I started as a cross-country skier, though I competed in biathlon pretty early as well. Back then I just borrowed biathlon equipment and did the races for experience. I still compete in both sports, but right now I am better in biathlon than I am in cross-country. I enjoy racing in general, but the added additional element of biathlon, to me, makes it more interesting in a way. In Sochi, I entered in six events, three for biathlon, although the event in which I won a bronze medal in Sochi, the 2.4-km pursuit, is no longer part of the Paralympic program.

Although I've never been a competitive shooter, I learned to shoot when I was young and also shot while I was in the Army. I’d say I’m usually one of the better shooters in the field in most biathlon events.

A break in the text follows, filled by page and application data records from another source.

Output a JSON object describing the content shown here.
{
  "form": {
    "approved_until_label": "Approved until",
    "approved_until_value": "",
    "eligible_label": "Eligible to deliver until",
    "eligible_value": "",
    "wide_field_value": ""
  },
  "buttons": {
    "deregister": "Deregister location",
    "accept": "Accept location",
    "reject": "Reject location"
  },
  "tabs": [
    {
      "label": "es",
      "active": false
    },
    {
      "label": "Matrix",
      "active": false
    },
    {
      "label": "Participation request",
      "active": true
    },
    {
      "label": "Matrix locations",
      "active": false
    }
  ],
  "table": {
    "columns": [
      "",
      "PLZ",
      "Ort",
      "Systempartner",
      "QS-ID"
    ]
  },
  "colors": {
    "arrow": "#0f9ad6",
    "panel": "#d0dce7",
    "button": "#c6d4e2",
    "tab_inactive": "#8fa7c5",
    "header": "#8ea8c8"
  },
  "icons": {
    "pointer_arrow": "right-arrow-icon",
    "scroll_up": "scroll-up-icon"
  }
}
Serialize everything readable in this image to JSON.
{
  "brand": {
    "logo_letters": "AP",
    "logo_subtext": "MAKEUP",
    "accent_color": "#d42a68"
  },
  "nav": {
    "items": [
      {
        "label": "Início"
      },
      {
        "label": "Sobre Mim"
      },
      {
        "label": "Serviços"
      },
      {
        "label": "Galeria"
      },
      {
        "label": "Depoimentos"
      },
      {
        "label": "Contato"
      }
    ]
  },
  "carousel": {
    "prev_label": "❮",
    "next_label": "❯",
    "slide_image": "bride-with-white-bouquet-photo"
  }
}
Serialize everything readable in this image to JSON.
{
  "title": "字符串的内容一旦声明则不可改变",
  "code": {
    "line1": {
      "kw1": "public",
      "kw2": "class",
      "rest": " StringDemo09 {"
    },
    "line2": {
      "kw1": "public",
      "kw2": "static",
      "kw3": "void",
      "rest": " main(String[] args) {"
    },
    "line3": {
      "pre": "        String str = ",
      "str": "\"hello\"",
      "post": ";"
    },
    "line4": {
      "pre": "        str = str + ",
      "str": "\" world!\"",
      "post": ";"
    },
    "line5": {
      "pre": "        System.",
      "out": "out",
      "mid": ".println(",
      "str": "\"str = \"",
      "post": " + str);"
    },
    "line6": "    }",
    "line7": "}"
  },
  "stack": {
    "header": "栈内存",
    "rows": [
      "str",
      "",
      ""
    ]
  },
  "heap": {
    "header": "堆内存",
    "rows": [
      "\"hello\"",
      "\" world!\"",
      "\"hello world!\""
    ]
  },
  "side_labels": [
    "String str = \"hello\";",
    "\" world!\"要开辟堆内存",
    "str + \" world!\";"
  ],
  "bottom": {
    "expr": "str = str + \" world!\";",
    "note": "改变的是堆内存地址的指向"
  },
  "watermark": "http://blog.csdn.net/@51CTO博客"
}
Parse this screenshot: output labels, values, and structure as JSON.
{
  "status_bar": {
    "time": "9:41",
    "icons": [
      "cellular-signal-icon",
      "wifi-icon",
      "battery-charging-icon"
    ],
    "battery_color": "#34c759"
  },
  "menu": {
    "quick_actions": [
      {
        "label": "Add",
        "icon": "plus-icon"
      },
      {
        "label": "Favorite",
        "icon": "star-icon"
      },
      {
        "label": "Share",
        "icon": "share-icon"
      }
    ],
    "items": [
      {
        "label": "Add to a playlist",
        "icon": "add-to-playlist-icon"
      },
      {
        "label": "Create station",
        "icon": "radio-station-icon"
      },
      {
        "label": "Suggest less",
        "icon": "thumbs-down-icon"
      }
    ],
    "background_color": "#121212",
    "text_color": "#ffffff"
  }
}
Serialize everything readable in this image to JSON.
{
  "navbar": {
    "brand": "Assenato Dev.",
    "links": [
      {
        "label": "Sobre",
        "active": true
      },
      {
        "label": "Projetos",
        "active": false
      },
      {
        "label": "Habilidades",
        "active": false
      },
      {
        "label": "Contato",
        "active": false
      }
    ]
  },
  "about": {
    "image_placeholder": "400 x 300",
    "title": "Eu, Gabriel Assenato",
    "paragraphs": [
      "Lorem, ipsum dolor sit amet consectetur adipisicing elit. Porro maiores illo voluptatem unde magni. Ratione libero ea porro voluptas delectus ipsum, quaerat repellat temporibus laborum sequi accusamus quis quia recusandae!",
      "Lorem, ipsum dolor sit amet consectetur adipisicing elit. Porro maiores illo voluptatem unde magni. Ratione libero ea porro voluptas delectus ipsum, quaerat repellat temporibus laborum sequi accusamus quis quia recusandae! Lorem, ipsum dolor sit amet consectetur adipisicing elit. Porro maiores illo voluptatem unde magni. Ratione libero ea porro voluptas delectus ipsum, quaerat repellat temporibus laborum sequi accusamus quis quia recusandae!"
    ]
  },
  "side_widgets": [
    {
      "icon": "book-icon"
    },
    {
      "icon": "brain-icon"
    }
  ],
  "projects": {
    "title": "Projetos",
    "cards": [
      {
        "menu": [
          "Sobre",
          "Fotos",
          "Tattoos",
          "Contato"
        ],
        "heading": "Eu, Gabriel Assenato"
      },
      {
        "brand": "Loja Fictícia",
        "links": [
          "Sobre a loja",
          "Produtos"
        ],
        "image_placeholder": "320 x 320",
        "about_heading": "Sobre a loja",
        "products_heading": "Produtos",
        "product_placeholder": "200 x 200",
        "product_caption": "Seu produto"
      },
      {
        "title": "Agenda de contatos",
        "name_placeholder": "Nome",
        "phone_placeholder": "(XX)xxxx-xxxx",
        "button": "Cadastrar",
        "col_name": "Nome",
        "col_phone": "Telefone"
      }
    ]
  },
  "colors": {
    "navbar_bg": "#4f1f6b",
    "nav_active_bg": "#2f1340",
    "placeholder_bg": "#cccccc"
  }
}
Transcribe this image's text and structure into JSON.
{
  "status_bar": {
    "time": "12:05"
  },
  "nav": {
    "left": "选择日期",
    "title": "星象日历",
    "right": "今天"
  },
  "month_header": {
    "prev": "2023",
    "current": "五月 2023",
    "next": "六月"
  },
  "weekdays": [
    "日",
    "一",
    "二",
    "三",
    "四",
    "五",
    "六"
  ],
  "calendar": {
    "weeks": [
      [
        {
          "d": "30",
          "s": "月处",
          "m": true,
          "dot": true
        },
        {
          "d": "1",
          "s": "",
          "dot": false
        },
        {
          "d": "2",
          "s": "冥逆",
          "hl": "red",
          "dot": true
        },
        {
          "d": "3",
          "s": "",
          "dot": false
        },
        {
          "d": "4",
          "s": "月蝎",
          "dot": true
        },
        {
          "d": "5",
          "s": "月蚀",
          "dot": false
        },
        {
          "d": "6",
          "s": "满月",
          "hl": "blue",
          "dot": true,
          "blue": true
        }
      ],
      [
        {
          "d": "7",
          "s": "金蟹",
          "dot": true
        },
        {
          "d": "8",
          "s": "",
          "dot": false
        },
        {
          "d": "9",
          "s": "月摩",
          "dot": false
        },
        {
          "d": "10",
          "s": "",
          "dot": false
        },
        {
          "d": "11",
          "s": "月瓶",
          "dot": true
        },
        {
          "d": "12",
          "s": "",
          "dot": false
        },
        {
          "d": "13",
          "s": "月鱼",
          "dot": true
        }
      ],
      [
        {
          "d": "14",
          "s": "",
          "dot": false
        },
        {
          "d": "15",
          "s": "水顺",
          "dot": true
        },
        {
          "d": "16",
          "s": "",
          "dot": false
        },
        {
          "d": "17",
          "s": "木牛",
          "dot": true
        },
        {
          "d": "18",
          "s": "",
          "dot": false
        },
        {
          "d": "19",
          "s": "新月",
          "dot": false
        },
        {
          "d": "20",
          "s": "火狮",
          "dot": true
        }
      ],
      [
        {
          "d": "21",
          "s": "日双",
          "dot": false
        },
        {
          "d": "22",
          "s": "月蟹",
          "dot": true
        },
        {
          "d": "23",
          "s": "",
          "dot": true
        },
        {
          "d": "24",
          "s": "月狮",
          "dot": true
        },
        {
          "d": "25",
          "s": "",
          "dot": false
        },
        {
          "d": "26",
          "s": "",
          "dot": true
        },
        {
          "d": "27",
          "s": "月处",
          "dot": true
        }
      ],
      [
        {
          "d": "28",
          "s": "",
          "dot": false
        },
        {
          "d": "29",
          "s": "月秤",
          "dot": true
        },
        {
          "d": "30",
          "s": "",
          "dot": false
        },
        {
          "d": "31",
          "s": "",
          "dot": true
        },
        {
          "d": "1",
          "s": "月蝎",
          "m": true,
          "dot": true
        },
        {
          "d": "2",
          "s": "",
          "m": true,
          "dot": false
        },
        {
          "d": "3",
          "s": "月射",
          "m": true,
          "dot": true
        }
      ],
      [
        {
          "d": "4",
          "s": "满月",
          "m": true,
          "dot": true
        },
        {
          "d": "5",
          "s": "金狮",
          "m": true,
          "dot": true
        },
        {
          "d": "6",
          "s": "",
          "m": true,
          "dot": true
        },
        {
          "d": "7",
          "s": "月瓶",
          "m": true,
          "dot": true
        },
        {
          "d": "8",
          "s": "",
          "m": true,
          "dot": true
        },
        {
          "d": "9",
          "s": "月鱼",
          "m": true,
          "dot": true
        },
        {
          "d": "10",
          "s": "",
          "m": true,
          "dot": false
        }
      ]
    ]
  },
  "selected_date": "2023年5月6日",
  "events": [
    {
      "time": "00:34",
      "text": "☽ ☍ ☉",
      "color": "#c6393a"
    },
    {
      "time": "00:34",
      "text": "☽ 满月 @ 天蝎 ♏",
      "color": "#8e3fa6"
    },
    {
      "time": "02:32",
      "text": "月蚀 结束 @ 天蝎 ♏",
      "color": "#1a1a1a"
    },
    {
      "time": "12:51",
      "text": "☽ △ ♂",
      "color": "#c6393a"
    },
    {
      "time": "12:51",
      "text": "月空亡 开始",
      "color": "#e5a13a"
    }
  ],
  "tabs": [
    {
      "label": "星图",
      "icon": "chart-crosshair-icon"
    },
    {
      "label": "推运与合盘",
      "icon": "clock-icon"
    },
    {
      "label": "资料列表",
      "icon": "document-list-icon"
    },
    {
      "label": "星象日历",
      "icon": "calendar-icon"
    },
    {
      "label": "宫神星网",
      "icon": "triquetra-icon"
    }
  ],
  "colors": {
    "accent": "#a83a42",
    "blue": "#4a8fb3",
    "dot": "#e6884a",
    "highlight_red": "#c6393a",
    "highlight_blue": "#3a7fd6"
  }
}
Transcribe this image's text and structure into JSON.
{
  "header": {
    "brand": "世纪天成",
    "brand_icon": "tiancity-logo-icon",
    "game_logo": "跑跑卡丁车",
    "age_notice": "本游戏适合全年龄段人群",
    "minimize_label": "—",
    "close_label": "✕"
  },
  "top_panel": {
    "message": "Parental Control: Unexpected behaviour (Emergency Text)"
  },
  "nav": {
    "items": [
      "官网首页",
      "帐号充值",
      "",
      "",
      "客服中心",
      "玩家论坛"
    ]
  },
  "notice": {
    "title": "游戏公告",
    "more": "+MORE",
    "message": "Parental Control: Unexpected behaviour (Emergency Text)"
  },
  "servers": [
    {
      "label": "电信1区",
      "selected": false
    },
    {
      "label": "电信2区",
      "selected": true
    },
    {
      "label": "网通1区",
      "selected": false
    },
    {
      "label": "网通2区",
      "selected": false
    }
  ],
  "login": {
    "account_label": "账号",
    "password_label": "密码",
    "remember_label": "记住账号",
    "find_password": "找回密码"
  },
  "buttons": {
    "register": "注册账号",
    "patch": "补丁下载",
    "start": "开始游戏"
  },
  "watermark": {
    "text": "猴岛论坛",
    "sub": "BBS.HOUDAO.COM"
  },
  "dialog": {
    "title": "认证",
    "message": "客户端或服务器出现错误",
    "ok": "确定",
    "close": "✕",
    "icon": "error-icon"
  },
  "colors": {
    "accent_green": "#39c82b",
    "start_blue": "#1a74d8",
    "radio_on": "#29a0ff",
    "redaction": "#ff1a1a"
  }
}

I train for these sports year round, and living in San Antonio for much of the year means I often train on my own. Starting in November, we have a good week and a half training camp every month through January and a full competition schedule, so I travel quite a bit during the winter to train and compete. The rest of the time I am at home, which means dry-land training on wheels.

A typical training week is about six days on and one day off with two sessions most days. Three of those sessions are in the weight room, and the rest are out skiing, while three or four of the ski sessions include shooting. During a typical week I am skiing probably 12-15 hours, which doesn't include time in the weight room or doing other cross training, such as swimming or, one of my favorites, kayaking.

Also, on days when I don't physically shoot, I do dry fire drills every day, so just practicing handling the rifle, practicing the movement of shooting, without actually firing.

As I mentioned in my other blog, I feel like I am coming into the Winter Games in the best shape of my life. I can’t believe in a few days, it will be over.

Competing in both biathlon and cross-country skiing can be a challenge. The schedules at competitions are often tight — including the schedule in Sochi — so we put a lot of emphasis on recovery. The U.S. athletes get good support from our team as far as help with nutrition and massage therapy and stuff like that. Besides that, it’s just a matter of after your race getting a good meal and lots of rest and stretching and preparing for the next day’s race.

Coming from the Army has also played a role in my success thus far. In the Army you develop mental toughness and determination, plus a strong work ethic, all of which transfers over to whatever you do.

Once you get on the snow, however, it’s all about just getting out there and competing to the best of your ability. Over time I developed an approach of trying not to worry about things that are out of my control and to just focus on what I can do to make my days of competition the best I can possibly be.